*** Opening of DATA SECTION ***

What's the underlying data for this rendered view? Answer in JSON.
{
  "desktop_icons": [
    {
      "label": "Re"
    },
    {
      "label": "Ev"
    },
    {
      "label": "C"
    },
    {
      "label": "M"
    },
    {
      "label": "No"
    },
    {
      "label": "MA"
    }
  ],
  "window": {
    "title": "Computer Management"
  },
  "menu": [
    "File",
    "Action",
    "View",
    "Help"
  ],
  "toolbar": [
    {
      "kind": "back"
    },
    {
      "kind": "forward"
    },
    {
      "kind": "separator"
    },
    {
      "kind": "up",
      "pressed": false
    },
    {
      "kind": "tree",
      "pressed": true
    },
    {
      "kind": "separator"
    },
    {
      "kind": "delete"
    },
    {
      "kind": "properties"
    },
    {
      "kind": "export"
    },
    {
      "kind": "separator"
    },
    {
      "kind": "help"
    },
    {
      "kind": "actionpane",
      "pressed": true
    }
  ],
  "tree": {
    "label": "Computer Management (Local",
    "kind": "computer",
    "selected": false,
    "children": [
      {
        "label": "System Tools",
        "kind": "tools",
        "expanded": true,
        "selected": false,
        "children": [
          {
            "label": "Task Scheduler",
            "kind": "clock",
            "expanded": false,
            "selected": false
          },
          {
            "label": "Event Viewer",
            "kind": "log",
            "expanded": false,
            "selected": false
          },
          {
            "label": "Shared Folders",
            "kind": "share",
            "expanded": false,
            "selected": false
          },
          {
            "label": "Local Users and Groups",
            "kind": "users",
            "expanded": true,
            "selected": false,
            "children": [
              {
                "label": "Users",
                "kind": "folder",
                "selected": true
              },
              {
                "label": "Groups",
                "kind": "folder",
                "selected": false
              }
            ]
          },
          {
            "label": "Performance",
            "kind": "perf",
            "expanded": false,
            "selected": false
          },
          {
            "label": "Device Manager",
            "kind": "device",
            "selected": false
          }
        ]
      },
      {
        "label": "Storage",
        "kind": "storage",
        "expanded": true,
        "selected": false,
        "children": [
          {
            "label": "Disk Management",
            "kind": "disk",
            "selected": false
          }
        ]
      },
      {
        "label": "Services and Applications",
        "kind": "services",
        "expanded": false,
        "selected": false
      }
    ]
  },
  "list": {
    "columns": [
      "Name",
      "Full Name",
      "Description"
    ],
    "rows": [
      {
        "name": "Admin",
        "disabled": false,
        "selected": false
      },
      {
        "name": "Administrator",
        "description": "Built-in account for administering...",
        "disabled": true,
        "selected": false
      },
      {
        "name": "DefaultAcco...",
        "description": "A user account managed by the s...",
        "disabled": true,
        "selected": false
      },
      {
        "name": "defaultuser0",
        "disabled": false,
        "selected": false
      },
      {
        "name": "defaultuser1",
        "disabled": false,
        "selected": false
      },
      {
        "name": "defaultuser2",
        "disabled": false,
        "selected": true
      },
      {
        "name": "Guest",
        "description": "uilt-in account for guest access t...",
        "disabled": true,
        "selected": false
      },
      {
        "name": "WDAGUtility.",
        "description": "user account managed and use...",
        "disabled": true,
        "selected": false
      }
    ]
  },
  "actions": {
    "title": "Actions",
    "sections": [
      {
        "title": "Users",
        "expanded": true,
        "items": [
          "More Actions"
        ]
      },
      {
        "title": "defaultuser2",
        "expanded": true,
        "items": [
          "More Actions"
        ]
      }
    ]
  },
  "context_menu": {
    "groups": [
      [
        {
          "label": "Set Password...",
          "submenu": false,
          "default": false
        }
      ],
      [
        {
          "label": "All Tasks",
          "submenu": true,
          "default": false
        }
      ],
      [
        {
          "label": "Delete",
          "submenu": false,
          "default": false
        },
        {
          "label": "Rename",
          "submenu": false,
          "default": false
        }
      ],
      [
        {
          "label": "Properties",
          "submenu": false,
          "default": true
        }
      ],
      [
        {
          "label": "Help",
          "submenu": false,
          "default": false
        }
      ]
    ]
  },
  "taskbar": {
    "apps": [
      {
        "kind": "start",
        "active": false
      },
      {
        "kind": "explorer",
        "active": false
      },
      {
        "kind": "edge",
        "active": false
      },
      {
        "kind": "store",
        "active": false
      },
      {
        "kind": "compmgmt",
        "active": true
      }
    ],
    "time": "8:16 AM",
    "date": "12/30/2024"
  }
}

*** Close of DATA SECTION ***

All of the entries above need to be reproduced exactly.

What's the underlying data for this rendered view? Answer in JSON.
{
  "desktop_icons": [
    {
      "label": "Re"
    },
    {
      "label": "Ev"
    },
    {
      "label": "C"
    },
    {
      "label": "M"
    },
    {
      "label": "No"
    },
    {
      "label": "MA"
    }
  ],
  "window": {
    "title": "Computer Management"
  },
  "menu": [
    "File",
    "Action",
    "View",
    "Help"
  ],
  "toolbar": [
    {
      "kind": "back"
    },
    {
      "kind": "forward"
    },
    {
      "kind": "separator"
    },
    {
      "kind": "up",
      "pressed": false
    },
    {
      "kind": "tree",
      "pressed": true
    },
    {
      "kind": "separator"
    },
    {
      "kind": "delete"
    },
    {
      "kind": "properties"
    },
    {
      "kind": "export"
    },
    {
      "kind": "separator"
    },
    {
      "kind": "help"
    },
    {
      "kind": "actionpane",
      "pressed": true
    }
  ],
  "tree": {
    "label": "Computer Management (Local",
    "kind": "computer",
    "selected": false,
    "children": [
      {
        "label": "System Tools",
        "kind": "tools",
        "expanded": true,
        "selected": false,
        "children": [
          {
            "label": "Task Scheduler",
            "kind": "clock",
            "expanded": false,
            "selected": false
          },
          {
            "label": "Event Viewer",
            "kind": "log",
            "expanded": false,
            "selected": false
          },
          {
            "label": "Shared Folders",
            "kind": "share",
            "expanded": false,
            "selected": false
          },
          {
            "label": "Local Users and Groups",
            "kind": "users",
            "expanded": true,
            "selected": false,
            "children": [
              {
                "label": "Users",
                "kind": "folder",
                "selected": true
              },
              {
                "label": "Groups",
                "kind": "folder",
                "selected": false
              }
            ]
          },
          {
            "label": "Performance",
            "kind": "perf",
            "expanded": false,
            "selected": false
          },
          {
            "label": "Device Manager",
            "kind": "device",
            "selected": false
          }
        ]
      },
      {
        "label": "Storage",
        "kind": "storage",
        "expanded": true,
        "selected": false,
        "children": [
          {
            "label": "Disk Management",
            "kind": "disk",
            "selected": false
          }
        ]
      },
      {
        "label": "Services and Applications",
        "kind": "services",
        "expanded": false,
        "selected": false
      }
    ]
  },
  "list": {
    "columns": [
      "Name",
      "Full Name",
      "Description"
    ],
    "rows": [
      {
        "name": "Admin",
        "disabled": false,
        "selected": false
      },
      {
        "name": "Administrator",
        "description": "Built-in account for administering...",
        "disabled": true,
        "selected": false
      },
      {
        "name": "DefaultAcco...",
        "description": "A user account managed by the s...",
        "disabled": true,
        "selected": false
      },
      {
        "name": "defaultuser0",
        "disabled": false,
        "selected": false
      },
      {
        "name": "defaultuser1",
        "disabled": false,
        "selected": false
      },
      {
        "name": "defaultuser2",
        "disabled": false,
        "selected": true
      },
      {
        "name": "Guest",
        "description": "uilt-in account for guest access t...",
        "disabled": true,
        "selected": false
      },
      {
        "name": "WDAGUtility.",
        "description": "user account managed and use...",
        "disabled": true,
        "selected": false
      }
    ]
  },
  "actions": {
    "title": "Actions",
    "sections": [
      {
        "title": "Users",
        "expanded": true,
        "items": [
          "More Actions"
        ]
      },
      {
        "title": "defaultuser2",
        "expanded": true,
        "items": [
          "More Actions"
        ]
      }
    ]
  },
  "context_menu": {
    "groups": [
      [
        {
          "label": "Set Password...",
          "submenu": false,
          "default": false
        }
      ],
      [
        {
          "label": "All Tasks",
          "submenu": true,
          "default": false
        }
      ],
      [
        {
          "label": "Delete",
          "submenu": false,
          "default": false
        },
        {
          "label": "Rename",
          "submenu": false,
          "default": false
        }
      ],
      [
        {
          "label": "Properties",
          "submenu": false,
          "default": true
        }
      ],
      [
        {
          "label": "Help",
          "submenu": false,
          "default": false
        }
      ]
    ]
  },
  "taskbar": {
    "apps": [
      {
        "kind": "start",
        "active": false
      },
      {
        "kind": "explorer",
        "active": false
      },
      {
        "kind": "edge",
        "active": false
      },
      {
        "kind": "store",
        "active": false
      },
      {
        "kind": "compmgmt",
        "active": true
      }
    ],
    "time": "8:16 AM",
    "date": "12/30/2024"
  }
}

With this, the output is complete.